Mike Lindell Says 'God's Had His Hand' In Effort to Overturn 2020 Election

MyPillow CEO Mike Lindell, a prominent ally of former President Donald Trump, claimed that "God's had his hand" in the whole process that he and other Trump supporters have undertaken to overturn the 2020 election results—touting what he referred to as multiple "miracles" over the past several months.

Lindell—like Trump—continues to baselessly claim that the presidential election was "stolen" for President Joe Biden. These extraordinary allegations have already been thoroughly litigated in state and federal courts and wholly discredited. But the businessman continues to travel around the country, attending events where he promotes false claims and misinformation about the election results.

"God's had his hand in all of this," Lindell told an excited crowd at an Anaheim, California, "Health and Freedom Conference" on Saturday. A video of the remarks was uploaded to Lindell's website Frank Speech. "It was his timing. Can you imagine, if it would have happened earlier, you'd have all these people over here—they'd think they won and—and plus they don't want to accept that it was fraud."

The MyPillow CEO said that now that people are seeing Biden's policies "they are more open to seeing" that the election was fraudulent.

"And I know, not I believe, I know this will be the greatest uniting of our country in history. And we will once again be one nation under God and it will be the biggest revival for Jesus in history."

Mike Lindell
My Pillow CEO Mike Lindell argued Saturday that "God's had his hand" in the effort to overturn the 2020 election results.
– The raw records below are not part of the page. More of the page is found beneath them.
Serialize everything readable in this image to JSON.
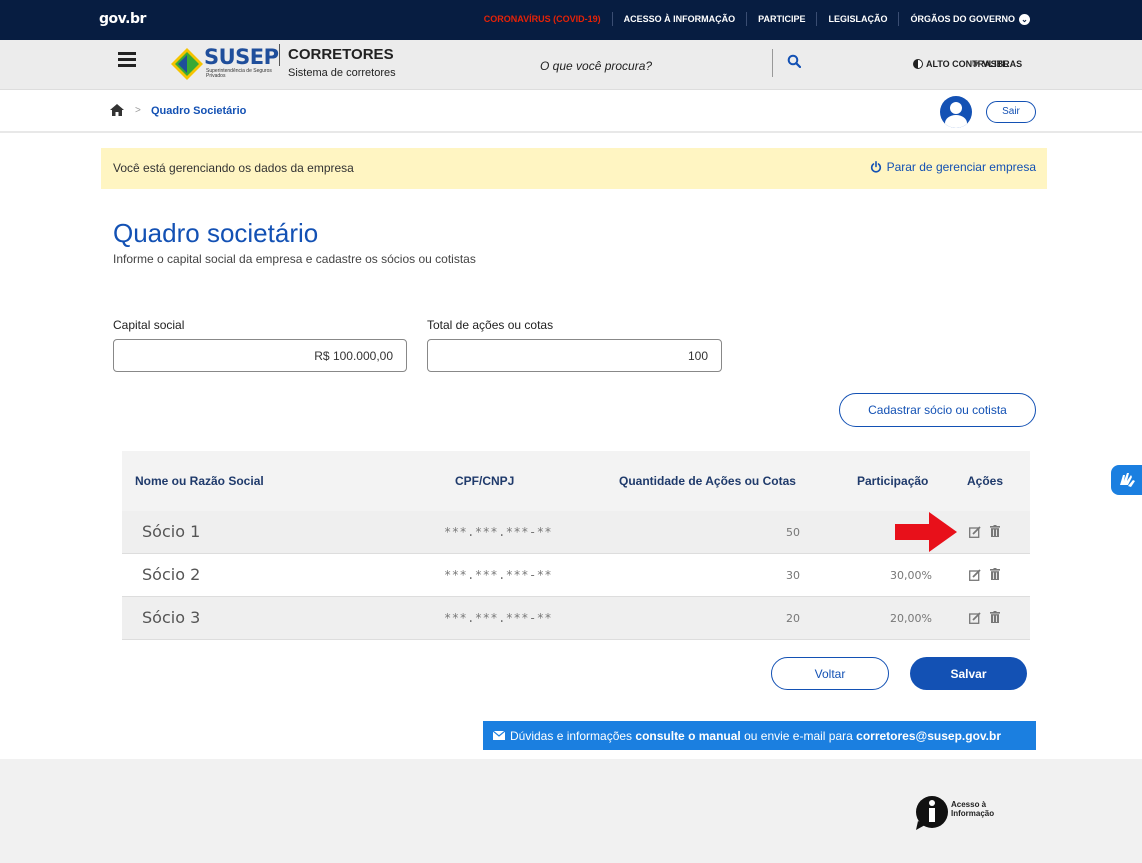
{
  "govbar": {
    "logo": "gov.br",
    "links": [
      "CORONAVÍRUS (COVID-19)",
      "ACESSO À INFORMAÇÃO",
      "PARTICIPE",
      "LEGISLAÇÃO",
      "ÓRGÃOS DO GOVERNO"
    ]
  },
  "header": {
    "brand": "SUSEP",
    "brand_sub": "Superintendência de Seguros Privados",
    "title": "CORRETORES",
    "subtitle": "Sistema de corretores",
    "search_placeholder": "O que você procura?",
    "contrast_label": "ALTO CONTRASTE",
    "vlibras_label": "VLIBRAS"
  },
  "breadcrumb": {
    "current": "Quadro Societário",
    "separator": ">",
    "logout_label": "Sair"
  },
  "notice": {
    "text": "Você está gerenciando os dados da empresa",
    "action": "Parar de gerenciar empresa"
  },
  "page": {
    "title": "Quadro societário",
    "subtitle": "Informe o capital social da empresa e cadastre os sócios ou cotistas"
  },
  "form": {
    "capital_label": "Capital social",
    "capital_value": "R$ 100.000,00",
    "total_label": "Total de ações ou cotas",
    "total_value": "100",
    "add_button": "Cadastrar sócio ou cotista"
  },
  "table": {
    "headers": [
      "Nome ou Razão Social",
      "CPF/CNPJ",
      "Quantidade de Ações ou Cotas",
      "Participação",
      "Ações"
    ],
    "rows": [
      {
        "name": "Sócio 1",
        "cpf": "***.***.***-**",
        "qty": "50",
        "pct": ""
      },
      {
        "name": "Sócio 2",
        "cpf": "***.***.***-**",
        "qty": "30",
        "pct": "30,00%"
      },
      {
        "name": "Sócio 3",
        "cpf": "***.***.***-**",
        "qty": "20",
        "pct": "20,00%"
      }
    ]
  },
  "buttons": {
    "back": "Voltar",
    "save": "Salvar"
  },
  "help": {
    "text1": "Dúvidas e informações ",
    "link1": "consulte o manual",
    "text2": " ou envie e-mail para ",
    "email": "corretores@susep.gov.br"
  },
  "footer": {
    "info_label": "Acesso à Informação"
  },
  "colors": {
    "primary": "#1351b4",
    "govbar": "#071d41",
    "notice_bg": "#fff5c2",
    "annotation_arrow": "#e8101a"
  }
}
In this photo, Lindell points to the crowd during a rally for then President Donald Trump at the Bemidji Regional Airport on September 18, 2020 in Minnesota. Stephen Maturen/Getty Images

Earlier in his speech, Lindell argued that there were several "miracles" over the past few months, saying these things allowed the truth to be revealed.

"God's had his hand in all of this, that's a miracle," he said.

Lindell argued that the fact that judges ruled against Trump's and his supporters' election challenges actually has allowed what he claims is the truth to be revealed. He also said that the fact that both of Georgia's Senate seats flipped from Republican to Democrat in the January run-off was another "miracle," claiming that this was obvious evidence of more voter fraud.

Despite Lindell's and Trump's claims, they have not provided evidence that substantiates their allegations. Dozens of election challenge lawsuits filed by Trump and his allies have failed in state and federal courts. Even judges appointed by Trump and other Republicans have rejected the allegations.

Meanwhile, audits and recounts in key battleground states—such as Georgia where the election was overseen by a pro-Trump Republican—have reaffirmed Biden's victory. The victories of Georgia's two Democratic senators, Raphael Warnock and Jon Ossoff, were also reaffirmed by audits of the run-off results.

Former U.S. Attorney General William Barr, who was widely viewed as one of Trump's most loyal Cabinet members, said in December that there was "no evidence" to substantiate the claims of widespread fraud. Furthermore, the Cybersecurity and Infrastructure Security Agency at the Department of Homeland Security asserted that the election was the "most secure in American history."

Lindell and other key Trump supporters appear to be pandering their claims about the election to right-wing Christian nationalists. The former president received substantial support from conservative Christians, with roughly 8 in 10 white evangelicals casting their ballots for him in 2016 and then again in 2020. This religious demographic tends to be politically animated by their staunch opposition to women's reproductive rights, LGBTQ rights, and greater legal protections for the transgender community.

The organization Christians Against Christian Nationalism, led by Amanda Tyler, earlier this month launched a new curriculum in a bid to address the surge in Christian nationalism across the country. Tyler's organization promoted the effort alongside fellow Christian group Vote Common Good, working with church and religious leaders in key conservative states to respond through biblical examples to the right-wing movement within American Christianity.

Newsweek reached out to Trump's press office for comment, but did not immediately receive a response.